### EXERCISE DIRECTIONS
Write all of the entries again. Keep them exactly as they are.

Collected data

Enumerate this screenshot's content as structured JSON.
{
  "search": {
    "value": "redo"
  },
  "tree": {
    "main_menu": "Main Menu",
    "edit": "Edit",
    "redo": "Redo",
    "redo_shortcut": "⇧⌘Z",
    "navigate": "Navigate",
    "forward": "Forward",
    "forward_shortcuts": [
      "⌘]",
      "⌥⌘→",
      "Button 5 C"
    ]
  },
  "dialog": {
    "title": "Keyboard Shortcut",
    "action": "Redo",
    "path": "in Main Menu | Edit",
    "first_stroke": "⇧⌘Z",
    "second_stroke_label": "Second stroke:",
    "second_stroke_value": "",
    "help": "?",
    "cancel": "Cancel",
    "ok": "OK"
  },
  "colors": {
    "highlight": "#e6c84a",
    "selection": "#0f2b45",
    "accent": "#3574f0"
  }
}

### RESPONSE BOX
Enumerate this screenshot's content as structured JSON.
{
  "search": {
    "value": "redo"
  },
  "tree": {
    "main_menu": "Main Menu",
    "edit": "Edit",
    "redo": "Redo",
    "redo_shortcut": "⇧⌘Z",
    "navigate": "Navigate",
    "forward": "Forward",
    "forward_shortcuts": [
      "⌘]",
      "⌥⌘→",
      "Button 5 C"
    ]
  },
  "dialog": {
    "title": "Keyboard Shortcut",
    "action": "Redo",
    "path": "in Main Menu | Edit",
    "first_stroke": "⇧⌘Z",
    "second_stroke_label": "Second stroke:",
    "second_stroke_value": "",
    "help": "?",
    "cancel": "Cancel",
    "ok": "OK"
  },
  "colors": {
    "highlight": "#e6c84a",
    "selection": "#0f2b45",
    "accent": "#3574f0"
  }
}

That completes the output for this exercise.